UBC Theses and Dissertations

UBC Theses Logo

UBC Theses and Dissertations

Improving detection and quantification of major histocompatibility complex (MHC)-presented immunopeptides for vaccine development Baker, Teesha Crystal


The adaptive immune system relies on antigen presentation governed by major histocompatibility complexes (MHCs), which initiate immune responses upon recognition by T- lymphocytes. Vaccines are designed to create immunological memory by delivering pathogen- derived antigens. Understanding the preferences of MHCs for epitopes is essential for effective vaccine design. Current research lacks insights into why certain antigens, while strongly presented by one MHC allele, may not be recognized at all by others. This thesis investigates the binding preferences for MHC-II-presented peptides, providing a comprehensive understanding of antigen presentation across diverse MHC alleles. If we understand better which epitopes are best recognized and presented by MHCs then we will be able to design more effective vaccines. In the first data chapter, Mild Acid Elution (MAE) is demonstrated as an effective method for isolating MHC-II-presented immunopeptides. This method's potential advantages are highlighted, and the importance of additional separation techniques, such as ion mobility cells and offline reverse-phase chromatography, is emphasized for enhancing peptide identification. Insights into background contamination sources in MAE are explored, paving the way for cleaner data and more accurate immunopeptide identification. The second data chapter addresses the challenges posed by genetic diversity in vaccine development by strategically selecting a panel of 30 cell lines from the 1000 Genomes Project, ensuring global HLA diversity representation. This chapter unveils the intricate nature of antigen identification and binding predictions, emphasizing the unpredictability of immunopeptidomics, and underscoring the need for experimental validation in epitope prediction. The investigation into Salmonella enterica lysate exposure provides valuable insights into potential vaccine candidates and the efficient identification of MHC-presented immunopeptides. This research lays a foundation for leveraging immunopeptidomics in vaccine design and understanding antigen presentation, offering promising avenues for advancements in personalized medicine and vaccine development.

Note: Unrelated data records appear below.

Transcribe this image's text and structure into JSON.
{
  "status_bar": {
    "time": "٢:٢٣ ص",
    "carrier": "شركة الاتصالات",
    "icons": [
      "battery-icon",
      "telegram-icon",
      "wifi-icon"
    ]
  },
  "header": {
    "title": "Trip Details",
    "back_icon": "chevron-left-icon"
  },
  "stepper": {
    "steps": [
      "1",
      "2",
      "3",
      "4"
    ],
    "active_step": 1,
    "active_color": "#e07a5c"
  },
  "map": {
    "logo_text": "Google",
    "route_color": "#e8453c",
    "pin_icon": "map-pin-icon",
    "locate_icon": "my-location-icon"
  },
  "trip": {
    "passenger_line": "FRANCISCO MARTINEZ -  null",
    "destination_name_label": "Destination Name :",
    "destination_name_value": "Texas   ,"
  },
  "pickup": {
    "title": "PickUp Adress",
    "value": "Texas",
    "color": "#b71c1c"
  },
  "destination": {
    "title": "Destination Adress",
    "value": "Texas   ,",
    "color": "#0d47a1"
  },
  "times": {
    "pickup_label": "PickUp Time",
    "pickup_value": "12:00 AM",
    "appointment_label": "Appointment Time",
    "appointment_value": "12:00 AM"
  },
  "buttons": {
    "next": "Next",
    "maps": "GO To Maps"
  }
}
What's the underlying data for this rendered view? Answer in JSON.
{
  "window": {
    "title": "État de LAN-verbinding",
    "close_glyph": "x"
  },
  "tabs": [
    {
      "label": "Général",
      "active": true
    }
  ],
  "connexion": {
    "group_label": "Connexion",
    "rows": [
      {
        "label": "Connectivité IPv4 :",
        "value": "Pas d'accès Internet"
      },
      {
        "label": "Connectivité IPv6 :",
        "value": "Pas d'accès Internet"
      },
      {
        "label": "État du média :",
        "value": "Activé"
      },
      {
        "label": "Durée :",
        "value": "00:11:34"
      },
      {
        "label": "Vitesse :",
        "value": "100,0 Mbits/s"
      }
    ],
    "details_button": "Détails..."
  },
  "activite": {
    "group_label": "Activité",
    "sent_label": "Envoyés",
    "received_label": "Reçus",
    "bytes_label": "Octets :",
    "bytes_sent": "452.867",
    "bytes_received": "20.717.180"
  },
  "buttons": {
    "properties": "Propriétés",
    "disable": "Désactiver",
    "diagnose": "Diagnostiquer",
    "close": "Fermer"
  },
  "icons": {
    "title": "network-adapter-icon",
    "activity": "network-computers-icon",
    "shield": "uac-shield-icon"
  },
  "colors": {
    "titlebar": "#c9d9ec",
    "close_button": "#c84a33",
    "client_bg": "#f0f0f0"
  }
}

In summary, this thesis unveils the potential of MAE for immunopeptide isolation, addresses the complexities of genetic diversity in vaccine development, and emphasizes the importance of experimental identification of vaccine targets.

Item Media

Item Citations and Data


Attribution-NonCommercial-NoDerivatives 4.0 International